Creating and Executing a Bash Script
To create a Bash script, open a text editor and save the script with a
.sh extension. For example,
script.sh. The first line of the script should begin with a shebang (
#!) followed by the path to the Bash interpreter:
After the shebang line, you can write your desired commands using the Bash scripting syntax. For example:
#!/bin/bash # Print a greeting message echo "Hello, world!" # List files in the current directory ls
Save the script and make it executable by running the following command:
chmod +x script.sh
To execute the script, use the following command:
The script will run, and you will see the output in the terminal.
Variables and User Input
Variables in Bash are used to store data and provide a way to access and manipulate it. To assign a value to a variable, use the following syntax:
Here’s an example:
#!/bin/bash # Assign a value to a variable name="John" # Use the variable in a command echo "Hello, $name!"
Bash allows you to prompt the user for input using the
read command. The
read command reads a line of text from the user and stores it in a variable. Here’s an example:
#!/bin/bash # Prompt the user for their name echo "Enter your name:" read name # Print a greeting message echo "Hello, $name!"
if-else statement in Bash allows you to perform conditional execution of commands based on a specified condition. The basic syntax is as follows:
if condition then # commands to execute if the condition is true else # commands to execute if the condition is false fi
Here’s an example:
#!/bin/bash # Prompt the user for their age echo "Enter your age:" read age # Check if the age is greater than or equal to 18 if [ $age -ge 18 ] then echo "You are an adult." else echo "You are a minor." fi
for loop in Bash allows you to iterate over a sequence of values or a list.

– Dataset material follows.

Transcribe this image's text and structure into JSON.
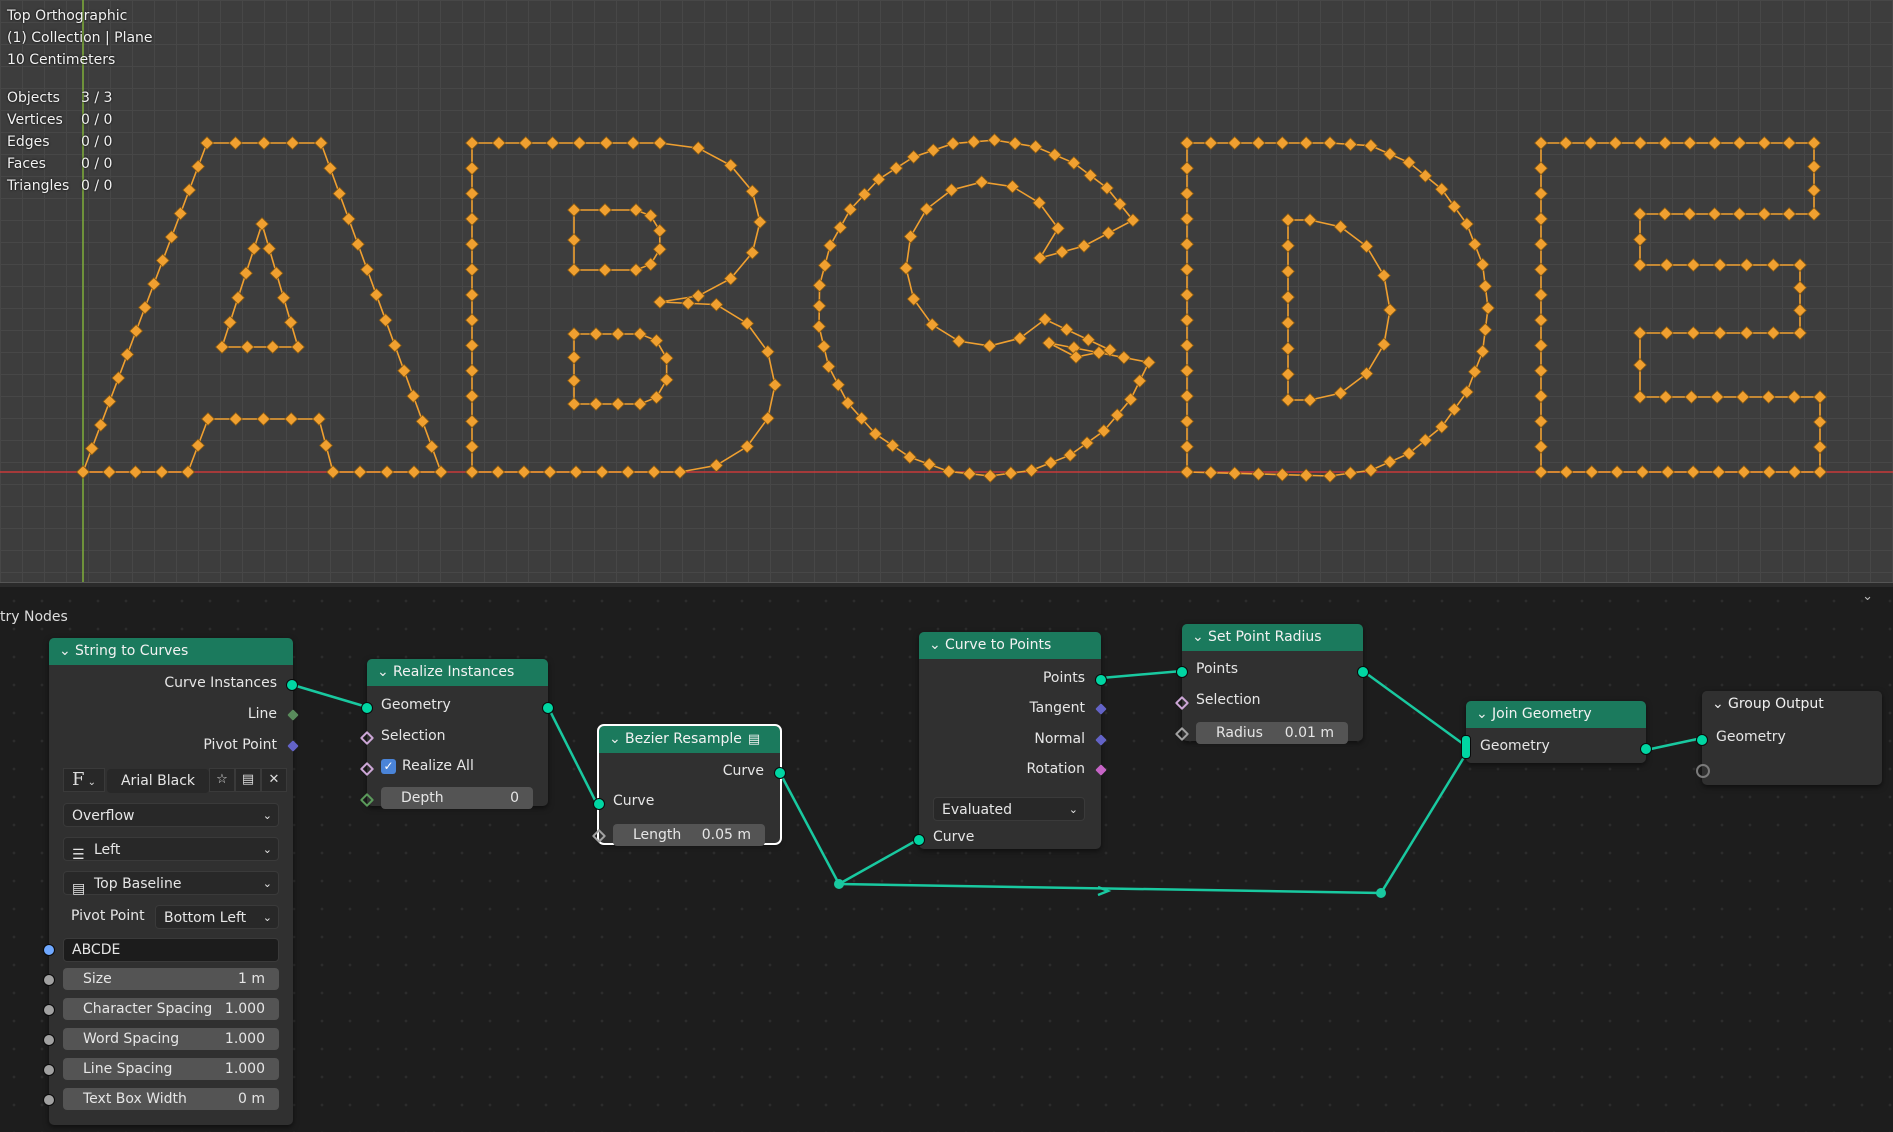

The basic syntax is as follows:
for variable in list do # commands to execute for each value
My name is Mark Stein and I am an author of technical articles at EasyTechh. I do the parsing, writing and publishing of articles on various IT topics.